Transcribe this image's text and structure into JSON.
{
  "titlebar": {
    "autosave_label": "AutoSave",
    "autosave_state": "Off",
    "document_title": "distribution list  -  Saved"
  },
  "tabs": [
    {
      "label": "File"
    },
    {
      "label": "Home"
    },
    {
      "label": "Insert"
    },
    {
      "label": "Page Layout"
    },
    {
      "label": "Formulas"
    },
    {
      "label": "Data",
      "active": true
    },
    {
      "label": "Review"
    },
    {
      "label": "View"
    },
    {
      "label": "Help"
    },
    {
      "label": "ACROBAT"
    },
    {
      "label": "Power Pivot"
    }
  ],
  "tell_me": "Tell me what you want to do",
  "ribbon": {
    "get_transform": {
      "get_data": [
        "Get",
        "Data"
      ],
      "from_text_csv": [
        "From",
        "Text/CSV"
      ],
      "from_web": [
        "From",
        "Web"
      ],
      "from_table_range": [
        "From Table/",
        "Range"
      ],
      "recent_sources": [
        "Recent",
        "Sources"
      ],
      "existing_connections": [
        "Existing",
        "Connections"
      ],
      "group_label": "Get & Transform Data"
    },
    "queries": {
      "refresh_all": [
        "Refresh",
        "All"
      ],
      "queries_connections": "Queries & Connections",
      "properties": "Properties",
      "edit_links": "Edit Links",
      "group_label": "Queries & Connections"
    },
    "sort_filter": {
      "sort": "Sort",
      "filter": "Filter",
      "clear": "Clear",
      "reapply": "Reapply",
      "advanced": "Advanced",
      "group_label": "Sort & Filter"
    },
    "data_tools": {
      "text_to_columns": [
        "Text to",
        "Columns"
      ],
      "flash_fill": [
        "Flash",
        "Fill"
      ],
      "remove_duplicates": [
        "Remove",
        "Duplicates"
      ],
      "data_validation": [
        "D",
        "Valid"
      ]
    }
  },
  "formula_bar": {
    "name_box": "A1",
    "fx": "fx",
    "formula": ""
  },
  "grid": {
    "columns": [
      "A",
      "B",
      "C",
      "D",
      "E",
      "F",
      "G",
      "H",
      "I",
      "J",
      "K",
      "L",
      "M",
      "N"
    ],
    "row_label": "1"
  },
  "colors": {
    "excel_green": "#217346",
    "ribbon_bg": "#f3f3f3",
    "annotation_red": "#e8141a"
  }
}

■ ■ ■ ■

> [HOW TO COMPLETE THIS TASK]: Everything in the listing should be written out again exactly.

> [TASK SOLUTION]:
Transcribe this image's text and structure into JSON.
{
  "titlebar": {
    "autosave_label": "AutoSave",
    "autosave_state": "Off",
    "document_title": "distribution list  -  Saved"
  },
  "tabs": [
    {
      "label": "File"
    },
    {
      "label": "Home"
    },
    {
      "label": "Insert"
    },
    {
      "label": "Page Layout"
    },
    {
      "label": "Formulas"
    },
    {
      "label": "Data",
      "active": true
    },
    {
      "label": "Review"
    },
    {
      "label": "View"
    },
    {
      "label": "Help"
    },
    {
      "label": "ACROBAT"
    },
    {
      "label": "Power Pivot"
    }
  ],
  "tell_me": "Tell me what you want to do",
  "ribbon": {
    "get_transform": {
      "get_data": [
        "Get",
        "Data"
      ],
      "from_text_csv": [
        "From",
        "Text/CSV"
      ],
      "from_web": [
        "From",
        "Web"
      ],
      "from_table_range": [
        "From Table/",
        "Range"
      ],
      "recent_sources": [
        "Recent",
        "Sources"
      ],
      "existing_connections": [
        "Existing",
        "Connections"
      ],
      "group_label": "Get & Transform Data"
    },
    "queries": {
      "refresh_all": [
        "Refresh",
        "All"
      ],
      "queries_connections": "Queries & Connections",
      "properties": "Properties",
      "edit_links": "Edit Links",
      "group_label": "Queries & Connections"
    },
    "sort_filter": {
      "sort": "Sort",
      "filter": "Filter",
      "clear": "Clear",
      "reapply": "Reapply",
      "advanced": "Advanced",
      "group_label": "Sort & Filter"
    },
    "data_tools": {
      "text_to_columns": [
        "Text to",
        "Columns"
      ],
      "flash_fill": [
        "Flash",
        "Fill"
      ],
      "remove_duplicates": [
        "Remove",
        "Duplicates"
      ],
      "data_validation": [
        "D",
        "Valid"
      ]
    }
  },
  "formula_bar": {
    "name_box": "A1",
    "fx": "fx",
    "formula": ""
  },
  "grid": {
    "columns": [
      "A",
      "B",
      "C",
      "D",
      "E",
      "F",
      "G",
      "H",
      "I",
      "J",
      "K",
      "L",
      "M",
      "N"
    ],
    "row_label": "1"
  },
  "colors": {
    "excel_green": "#217346",
    "ribbon_bg": "#f3f3f3",
    "annotation_red": "#e8141a"
  }
}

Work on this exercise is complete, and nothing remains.